[PROBLEM] Every line of the listing below should be written out exactly, minus its pictures.

[EXERCISE INPUT]
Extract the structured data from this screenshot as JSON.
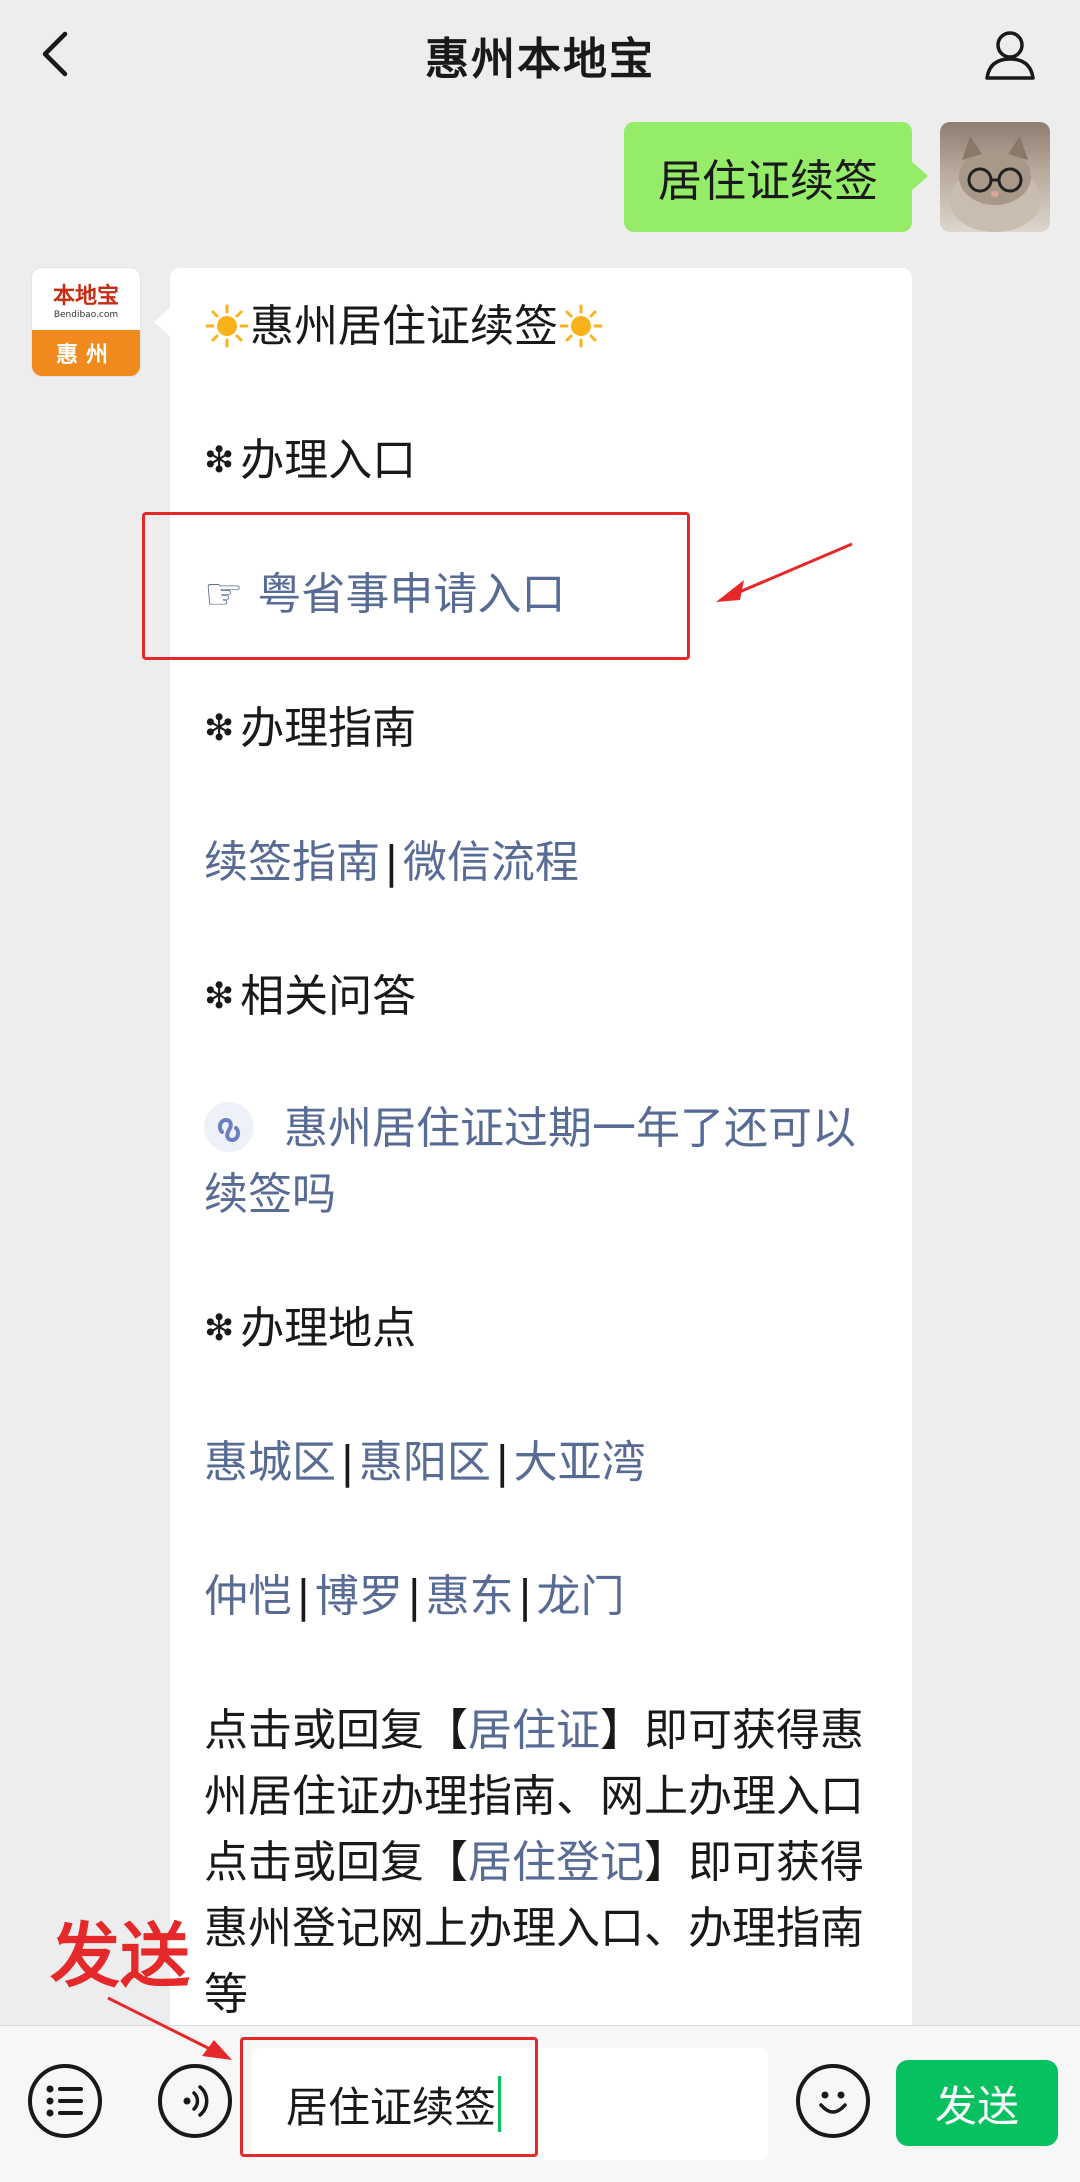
{
  "header": {
    "title": "惠州本地宝",
    "back_icon": "chevron-left-icon",
    "profile_icon": "person-icon"
  },
  "outgoing": {
    "text": "居住证续签"
  },
  "bot": {
    "avatar_brand": "本地宝",
    "avatar_site": "Bendibao.com",
    "avatar_city": "惠州"
  },
  "message": {
    "title": "惠州居住证续签",
    "section1": "办理入口",
    "entry_link": "☞ 粤省事申请入口",
    "section2": "办理指南",
    "guide_links": [
      "续签指南",
      "微信流程"
    ],
    "section3": "相关问答",
    "qa_line1": "惠州居住证过期一年了还可以",
    "qa_line2": "续签吗",
    "section4": "办理地点",
    "places_row1": [
      "惠城区",
      "惠阳区",
      "大亚湾"
    ],
    "places_row2": [
      "仲恺",
      "博罗",
      "惠东",
      "龙门"
    ],
    "para1_pre": "点击或回复【",
    "para1_link": "居住证",
    "para1_post": "】即可获得惠",
    "para1_line2": "州居住证办理指南、网上办理入口",
    "para2_pre": "点击或回复【",
    "para2_link": "居住登记",
    "para2_post": "】即可获得",
    "para2_line2": "惠州登记网上办理入口、办理指南",
    "para2_line3": "等"
  },
  "annotation": {
    "send_label": "发送"
  },
  "input": {
    "value": "居住证续签",
    "send_label": "发送"
  },
  "colors": {
    "link": "#576b95",
    "outgoing_bubble": "#95ec69",
    "send_button": "#07c160",
    "annotation": "#e5282a"
  }
}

[EXERCISE RESPONSE]
Extract the structured data from this screenshot as JSON.
{
  "header": {
    "title": "惠州本地宝",
    "back_icon": "chevron-left-icon",
    "profile_icon": "person-icon"
  },
  "outgoing": {
    "text": "居住证续签"
  },
  "bot": {
    "avatar_brand": "本地宝",
    "avatar_site": "Bendibao.com",
    "avatar_city": "惠州"
  },
  "message": {
    "title": "惠州居住证续签",
    "section1": "办理入口",
    "entry_link": "☞ 粤省事申请入口",
    "section2": "办理指南",
    "guide_links": [
      "续签指南",
      "微信流程"
    ],
    "section3": "相关问答",
    "qa_line1": "惠州居住证过期一年了还可以",
    "qa_line2": "续签吗",
    "section4": "办理地点",
    "places_row1": [
      "惠城区",
      "惠阳区",
      "大亚湾"
    ],
    "places_row2": [
      "仲恺",
      "博罗",
      "惠东",
      "龙门"
    ],
    "para1_pre": "点击或回复【",
    "para1_link": "居住证",
    "para1_post": "】即可获得惠",
    "para1_line2": "州居住证办理指南、网上办理入口",
    "para2_pre": "点击或回复【",
    "para2_link": "居住登记",
    "para2_post": "】即可获得",
    "para2_line2": "惠州登记网上办理入口、办理指南",
    "para2_line3": "等"
  },
  "annotation": {
    "send_label": "发送"
  },
  "input": {
    "value": "居住证续签",
    "send_label": "发送"
  },
  "colors": {
    "link": "#576b95",
    "outgoing_bubble": "#95ec69",
    "send_button": "#07c160",
    "annotation": "#e5282a"
  }
}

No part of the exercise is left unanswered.